What you need to do: Show me every line in the listing that has the word "name".

Task material:
* * * * *

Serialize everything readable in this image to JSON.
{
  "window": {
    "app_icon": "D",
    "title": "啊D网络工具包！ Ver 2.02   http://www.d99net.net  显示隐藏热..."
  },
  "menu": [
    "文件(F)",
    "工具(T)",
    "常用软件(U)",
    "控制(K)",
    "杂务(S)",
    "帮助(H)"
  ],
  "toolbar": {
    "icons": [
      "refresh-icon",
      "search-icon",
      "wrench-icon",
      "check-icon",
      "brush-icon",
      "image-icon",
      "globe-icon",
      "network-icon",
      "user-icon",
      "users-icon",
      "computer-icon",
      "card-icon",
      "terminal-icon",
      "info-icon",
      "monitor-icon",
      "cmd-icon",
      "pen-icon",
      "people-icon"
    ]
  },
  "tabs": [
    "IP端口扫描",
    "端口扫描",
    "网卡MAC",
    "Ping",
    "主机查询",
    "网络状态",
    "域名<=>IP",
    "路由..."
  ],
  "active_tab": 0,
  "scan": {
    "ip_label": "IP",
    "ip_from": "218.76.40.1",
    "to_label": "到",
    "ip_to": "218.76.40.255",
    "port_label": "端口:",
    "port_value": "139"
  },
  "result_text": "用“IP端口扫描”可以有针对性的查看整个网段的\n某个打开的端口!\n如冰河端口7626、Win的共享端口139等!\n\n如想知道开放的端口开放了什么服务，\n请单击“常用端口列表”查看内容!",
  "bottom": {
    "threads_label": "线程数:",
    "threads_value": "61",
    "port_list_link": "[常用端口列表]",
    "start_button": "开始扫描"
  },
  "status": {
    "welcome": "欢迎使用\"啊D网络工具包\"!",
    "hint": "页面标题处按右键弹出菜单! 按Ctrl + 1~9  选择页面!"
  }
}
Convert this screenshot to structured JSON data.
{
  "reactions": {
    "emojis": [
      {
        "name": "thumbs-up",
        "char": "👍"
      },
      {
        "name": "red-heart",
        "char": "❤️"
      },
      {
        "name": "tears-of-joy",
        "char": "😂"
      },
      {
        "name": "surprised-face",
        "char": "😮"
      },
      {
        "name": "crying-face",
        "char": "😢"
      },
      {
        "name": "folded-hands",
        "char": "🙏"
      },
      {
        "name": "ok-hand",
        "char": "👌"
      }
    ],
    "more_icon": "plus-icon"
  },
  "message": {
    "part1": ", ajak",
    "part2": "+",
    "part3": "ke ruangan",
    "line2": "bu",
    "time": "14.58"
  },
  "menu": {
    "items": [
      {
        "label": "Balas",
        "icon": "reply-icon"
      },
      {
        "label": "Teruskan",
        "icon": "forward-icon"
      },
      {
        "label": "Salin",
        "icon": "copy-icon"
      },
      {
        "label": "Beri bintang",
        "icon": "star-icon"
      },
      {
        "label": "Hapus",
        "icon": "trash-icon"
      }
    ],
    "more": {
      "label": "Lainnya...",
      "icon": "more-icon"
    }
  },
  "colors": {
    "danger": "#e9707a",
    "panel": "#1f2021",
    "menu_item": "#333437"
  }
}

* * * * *

Your response:
        "name": "thumbs-up",
        "name": "red-heart",
        "name": "tears-of-joy",
        "name": "surprised-face",
        "name": "crying-face",
        "name": "folded-hands",
        "name": "ok-hand",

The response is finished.